Builder's promise to fix Chinese drywall home rescinded
TAMPA - The advertising for new townhomes at Sabal Pointe in Tampa is enticing: "No Surprises." "No costly out-of-pocket repairs or replacement." But Jamie Driskell, 27, ran into both when she discovered toxic Chinese-made drywall late last year. She said the builder, Rottlund Homes, promised to replace it but recently sent her a letter saying it can't afford the repairs after all – even as it installs drywall in the new homes in her neighborhood. "You're building brand new town homes as soon as I come into the subdivision, but you're sending me all of these letters indicating that you don't have any money," Driskell said. "Who does that?"Driskell is finding herself in the wake of Florida's toxic drywall problem, where not all cases are dealt with similarly. Some builders have chosen to replace the caustic drywall imported earlier this decade from China. Others went bankrupt, leaving devastated homeowners to pick up the enormous bill. In Driskell's case, however, the builder's offer was apparently rescinded. Some homeowners have gone to court to sue manufacturers or importers, but with limited success at remuneration. Driskell bought her home near U.S. 301 and Martin Luther King Jr. Blvd. in 2007, when many builders imported drywall from China. The material emits a corrosive gas that tarnishes metal and smells like rotten-eggs. But even more troubling, some experts say, is that the gas may cause health problems. The federal government advises anyone with Chinese drywall replace it. But that's costly - on average $100,000. So Driskell was relieved when Rottlund offered to move her out and replace the bad drywall. "My ceiling fans have to be replaced, my carpet has to be replaced, my washer and my dryer, my stove, everything, all my wiring," Driskell said. "So they were going to move me out. I had to find temporary housing in order for them to come in and repair my home." But in exchange for the repairs, Driskell had to agree to sign a contract with the builder. A clause in the contract meant Driskell promised not sue the builder later for anything related to the drywall.

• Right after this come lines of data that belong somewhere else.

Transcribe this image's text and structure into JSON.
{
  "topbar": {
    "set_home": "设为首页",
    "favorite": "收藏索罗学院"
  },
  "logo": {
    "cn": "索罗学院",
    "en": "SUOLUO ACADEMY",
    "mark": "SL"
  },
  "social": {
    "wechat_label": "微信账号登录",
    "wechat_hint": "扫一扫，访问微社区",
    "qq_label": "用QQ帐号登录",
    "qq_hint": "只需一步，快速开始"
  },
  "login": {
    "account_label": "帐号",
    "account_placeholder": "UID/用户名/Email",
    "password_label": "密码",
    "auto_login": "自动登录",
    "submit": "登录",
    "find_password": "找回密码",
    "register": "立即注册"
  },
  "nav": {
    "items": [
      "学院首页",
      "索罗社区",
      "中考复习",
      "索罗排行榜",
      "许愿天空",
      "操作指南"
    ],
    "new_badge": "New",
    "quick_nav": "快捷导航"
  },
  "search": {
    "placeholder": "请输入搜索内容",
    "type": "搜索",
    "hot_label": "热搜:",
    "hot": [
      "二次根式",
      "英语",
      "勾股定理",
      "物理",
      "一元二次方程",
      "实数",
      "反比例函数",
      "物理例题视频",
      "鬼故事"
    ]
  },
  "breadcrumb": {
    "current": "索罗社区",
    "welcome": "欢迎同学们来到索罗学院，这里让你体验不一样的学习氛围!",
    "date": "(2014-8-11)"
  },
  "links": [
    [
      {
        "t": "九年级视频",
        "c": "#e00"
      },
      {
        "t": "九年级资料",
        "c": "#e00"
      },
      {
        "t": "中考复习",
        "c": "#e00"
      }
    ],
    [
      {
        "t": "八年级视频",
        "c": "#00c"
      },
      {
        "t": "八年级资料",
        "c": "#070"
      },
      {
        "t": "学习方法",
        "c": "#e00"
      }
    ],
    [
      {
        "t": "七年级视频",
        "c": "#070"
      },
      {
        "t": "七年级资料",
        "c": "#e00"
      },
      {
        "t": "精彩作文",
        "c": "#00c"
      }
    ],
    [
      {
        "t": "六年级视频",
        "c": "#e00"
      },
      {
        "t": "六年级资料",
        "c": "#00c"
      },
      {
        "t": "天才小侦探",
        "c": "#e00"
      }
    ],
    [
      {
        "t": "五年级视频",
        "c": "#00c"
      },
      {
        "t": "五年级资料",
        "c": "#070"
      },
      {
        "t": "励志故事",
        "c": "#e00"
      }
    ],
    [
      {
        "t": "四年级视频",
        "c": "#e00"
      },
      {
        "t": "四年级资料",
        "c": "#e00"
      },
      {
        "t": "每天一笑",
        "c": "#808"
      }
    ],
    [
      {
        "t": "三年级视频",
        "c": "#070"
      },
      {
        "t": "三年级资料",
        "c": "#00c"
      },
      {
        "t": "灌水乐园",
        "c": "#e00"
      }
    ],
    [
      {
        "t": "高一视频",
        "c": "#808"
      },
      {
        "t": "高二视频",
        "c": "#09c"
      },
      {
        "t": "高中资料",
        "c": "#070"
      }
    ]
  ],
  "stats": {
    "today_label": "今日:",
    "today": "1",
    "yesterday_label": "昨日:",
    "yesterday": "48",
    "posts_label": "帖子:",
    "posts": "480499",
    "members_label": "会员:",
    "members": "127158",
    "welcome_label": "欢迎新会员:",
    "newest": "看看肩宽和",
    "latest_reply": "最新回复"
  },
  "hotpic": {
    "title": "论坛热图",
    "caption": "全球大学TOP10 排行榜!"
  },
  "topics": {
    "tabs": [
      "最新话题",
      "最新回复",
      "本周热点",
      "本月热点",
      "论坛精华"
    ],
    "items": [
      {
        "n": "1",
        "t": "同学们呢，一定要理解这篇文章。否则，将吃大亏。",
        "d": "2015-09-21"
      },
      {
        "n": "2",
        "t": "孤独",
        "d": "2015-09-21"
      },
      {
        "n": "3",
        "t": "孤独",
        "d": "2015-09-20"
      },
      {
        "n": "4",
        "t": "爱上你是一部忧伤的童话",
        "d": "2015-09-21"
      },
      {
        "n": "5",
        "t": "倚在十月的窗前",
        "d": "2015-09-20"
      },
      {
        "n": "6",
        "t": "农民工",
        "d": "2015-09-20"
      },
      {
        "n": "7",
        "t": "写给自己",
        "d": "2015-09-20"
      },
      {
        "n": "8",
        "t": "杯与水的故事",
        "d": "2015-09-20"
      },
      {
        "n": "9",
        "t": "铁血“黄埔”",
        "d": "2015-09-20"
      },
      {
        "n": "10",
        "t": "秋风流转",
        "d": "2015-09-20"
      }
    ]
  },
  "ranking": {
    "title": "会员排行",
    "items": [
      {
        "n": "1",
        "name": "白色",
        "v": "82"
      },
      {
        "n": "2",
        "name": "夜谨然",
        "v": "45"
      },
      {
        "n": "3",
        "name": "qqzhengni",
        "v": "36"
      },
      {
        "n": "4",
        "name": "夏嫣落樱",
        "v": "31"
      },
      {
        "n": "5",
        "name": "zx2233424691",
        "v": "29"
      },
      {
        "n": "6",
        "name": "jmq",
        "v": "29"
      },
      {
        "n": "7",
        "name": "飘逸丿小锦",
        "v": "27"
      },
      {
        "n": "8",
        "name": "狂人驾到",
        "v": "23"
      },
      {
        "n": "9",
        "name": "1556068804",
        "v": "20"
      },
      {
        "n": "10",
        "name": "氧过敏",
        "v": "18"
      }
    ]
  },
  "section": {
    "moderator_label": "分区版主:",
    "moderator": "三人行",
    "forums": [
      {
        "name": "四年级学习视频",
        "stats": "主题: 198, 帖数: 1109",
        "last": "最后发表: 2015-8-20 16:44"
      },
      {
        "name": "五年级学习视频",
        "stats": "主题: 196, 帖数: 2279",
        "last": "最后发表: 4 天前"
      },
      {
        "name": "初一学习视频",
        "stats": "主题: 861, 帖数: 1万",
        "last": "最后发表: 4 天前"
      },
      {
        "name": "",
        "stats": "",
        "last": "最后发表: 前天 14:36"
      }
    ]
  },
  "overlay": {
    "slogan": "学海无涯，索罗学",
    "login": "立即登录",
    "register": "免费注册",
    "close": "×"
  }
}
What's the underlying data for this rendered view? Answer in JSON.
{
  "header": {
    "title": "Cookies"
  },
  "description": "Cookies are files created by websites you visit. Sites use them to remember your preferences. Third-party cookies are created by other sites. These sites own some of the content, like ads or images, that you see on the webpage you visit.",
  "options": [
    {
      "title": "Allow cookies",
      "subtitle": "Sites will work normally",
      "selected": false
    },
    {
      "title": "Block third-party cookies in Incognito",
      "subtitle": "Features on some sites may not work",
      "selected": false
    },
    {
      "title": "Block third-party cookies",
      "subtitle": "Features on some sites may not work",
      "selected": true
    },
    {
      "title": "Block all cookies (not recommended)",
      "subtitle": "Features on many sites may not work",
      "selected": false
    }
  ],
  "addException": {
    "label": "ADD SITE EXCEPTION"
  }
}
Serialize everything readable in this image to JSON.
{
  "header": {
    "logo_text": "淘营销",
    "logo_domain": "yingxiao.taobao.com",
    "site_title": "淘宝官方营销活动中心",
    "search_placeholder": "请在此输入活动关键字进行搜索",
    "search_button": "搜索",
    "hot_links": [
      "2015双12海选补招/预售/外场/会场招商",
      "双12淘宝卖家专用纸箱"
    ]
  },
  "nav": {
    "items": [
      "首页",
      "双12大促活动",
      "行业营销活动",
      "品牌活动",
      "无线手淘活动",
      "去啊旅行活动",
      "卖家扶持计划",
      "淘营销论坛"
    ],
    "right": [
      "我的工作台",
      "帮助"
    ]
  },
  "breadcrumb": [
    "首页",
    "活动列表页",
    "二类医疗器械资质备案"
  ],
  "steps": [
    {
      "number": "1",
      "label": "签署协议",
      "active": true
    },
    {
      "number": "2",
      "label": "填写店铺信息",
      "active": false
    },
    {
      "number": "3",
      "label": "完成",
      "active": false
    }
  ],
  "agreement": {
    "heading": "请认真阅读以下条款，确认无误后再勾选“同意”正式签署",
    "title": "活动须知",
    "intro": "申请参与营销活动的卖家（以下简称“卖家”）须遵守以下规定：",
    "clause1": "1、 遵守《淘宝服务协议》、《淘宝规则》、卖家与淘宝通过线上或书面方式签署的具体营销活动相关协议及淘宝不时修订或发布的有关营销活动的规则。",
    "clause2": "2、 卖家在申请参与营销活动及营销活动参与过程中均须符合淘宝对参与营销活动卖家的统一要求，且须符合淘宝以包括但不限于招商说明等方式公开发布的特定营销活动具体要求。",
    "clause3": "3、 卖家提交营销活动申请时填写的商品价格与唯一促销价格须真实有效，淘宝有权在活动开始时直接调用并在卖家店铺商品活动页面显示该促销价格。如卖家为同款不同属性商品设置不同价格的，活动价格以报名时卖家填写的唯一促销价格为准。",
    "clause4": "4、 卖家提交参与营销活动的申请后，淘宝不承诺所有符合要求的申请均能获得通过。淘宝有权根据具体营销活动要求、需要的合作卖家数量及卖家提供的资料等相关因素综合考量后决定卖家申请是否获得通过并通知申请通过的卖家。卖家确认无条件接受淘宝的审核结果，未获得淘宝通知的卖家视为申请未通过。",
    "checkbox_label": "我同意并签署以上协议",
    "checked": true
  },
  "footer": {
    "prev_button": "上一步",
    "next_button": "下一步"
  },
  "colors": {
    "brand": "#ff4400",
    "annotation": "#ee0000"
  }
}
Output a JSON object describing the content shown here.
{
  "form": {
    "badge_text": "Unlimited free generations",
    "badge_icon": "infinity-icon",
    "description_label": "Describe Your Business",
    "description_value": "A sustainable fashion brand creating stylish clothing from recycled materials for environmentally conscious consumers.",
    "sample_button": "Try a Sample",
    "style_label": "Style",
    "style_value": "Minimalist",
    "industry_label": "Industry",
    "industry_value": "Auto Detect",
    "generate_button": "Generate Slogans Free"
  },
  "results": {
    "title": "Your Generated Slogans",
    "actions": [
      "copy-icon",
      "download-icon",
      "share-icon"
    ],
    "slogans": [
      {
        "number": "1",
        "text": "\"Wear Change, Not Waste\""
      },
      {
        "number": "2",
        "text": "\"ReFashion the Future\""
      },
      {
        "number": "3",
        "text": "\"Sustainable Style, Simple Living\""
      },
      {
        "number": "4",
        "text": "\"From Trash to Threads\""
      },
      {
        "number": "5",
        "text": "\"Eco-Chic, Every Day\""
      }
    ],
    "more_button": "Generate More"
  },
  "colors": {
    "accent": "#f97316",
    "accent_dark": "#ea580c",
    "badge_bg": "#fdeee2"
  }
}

Driskell signed the agreement in December. One week before the move-out date, the builder said it needed 60 more days to get financing in order. But when that time ran out, Rottlund sent another letter informing Driskell that it was unable to secure financing and didn't know if it would ever be able to fix her home. "I was devastated," she said. Calls to Rottlund were not returned, but the builder's lawyer, Jeff Paskert, said it comes down to insurance. Rottlund's insurance company, he said, is covering repairs on some of the builder's Chinese drywall homes, but the policy it had when it built Driskell's home didn't cover defective drywall. "Rottlund just doesn't have the funding for the Driskell home," he said. Rottlund isn't the only builder to use the toxic drywall. Some builders, such as Lennar and KB Home, have replaced drywall. Others, though, have either gone out of business or say they can't afford it. What's unusual about this case is that the builder indicated it would fix the home and then changed its mind. So what about that contract? Paskert said the builder never signed it. He added that it doesn't plan to hold Driskell to her promise not to sue. "Rottlund doesn't see the contract as binding," he said. But Driskell does. She said after she signed the agreement and mailed it to the builder, Rottlund started following the contract. It notified her of a move out date, she said. It also mailed her the first of the agreed $1,500 payments, money that was supposed to help cover expenses somewhere else while the builder repaired her home. She has a canceled check to prove it. Shari Olefson, a real estate lawyer Fowler White Boggs, isn't involved in this case but said if the builder performed according to the contract, most judges would agree the contract was in place. "Once you start performing, it doesn't matter if you signed it or not," Olefson said. "If the builder purposely didn't sign and still performed, then there could be something more sinister going on." Driskell isn't the only homeowner in her neighborhood with this issue. Fred Muth, who owns the townhome next door, said he received the same letter in May, informing him that Rottlund was unable to fund repairs. Muth, however, was much further along in the process than Driskell. He signed his agreement before Driskell and had already vacated the home. When that happened, he turned his keys over to the builder and received three payments before his letter arrived in the mailbox. They're still paying the electric bill, but I don't even have access to my home," Muth said. And since it was a rental home, he not only has to deal with the uncertainty of fixing the drywall. He has a loss of monthly income to deal with, too. "It's a real mess," Muth said. "But I feel even worse for Jamie. This is her homestead." Driskell said she's at a loss as what to do. She was anxious to move out of the home and stop breathing in the drywall gas. Now that she's stuck in the home, she worries about long-time health problems. Some experts have said the gas can cause headaches, nosebleeds and respiratory problems.
"It's so depressing because I thought I was doing the right thing," Driskell said. "Everyone always said to get started in life you should invest in a home." email@example.com (813) 259-7804 Twitter: @TBORealtyCheck